(Web page and app entries)
┄┄┄┄┄┄┄┄┄┄

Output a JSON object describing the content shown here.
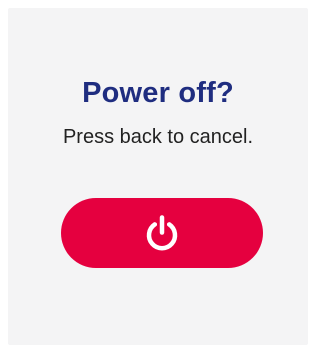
{
  "dialog": {
    "title": "Power off?",
    "subtitle": "Press back to cancel.",
    "action_icon": "power-icon"
  },
  "colors": {
    "title": "#1f2d80",
    "subtitle": "#222222",
    "card_background": "#f4f4f5",
    "button_background": "#e5003f",
    "icon": "#ffffff"
  }
}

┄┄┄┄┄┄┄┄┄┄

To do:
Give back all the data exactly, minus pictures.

Result below:
Output a JSON object describing the content shown here.
{
  "dialog": {
    "title": "Power off?",
    "subtitle": "Press back to cancel.",
    "action_icon": "power-icon"
  },
  "colors": {
    "title": "#1f2d80",
    "subtitle": "#222222",
    "card_background": "#f4f4f5",
    "button_background": "#e5003f",
    "icon": "#ffffff"
  }
}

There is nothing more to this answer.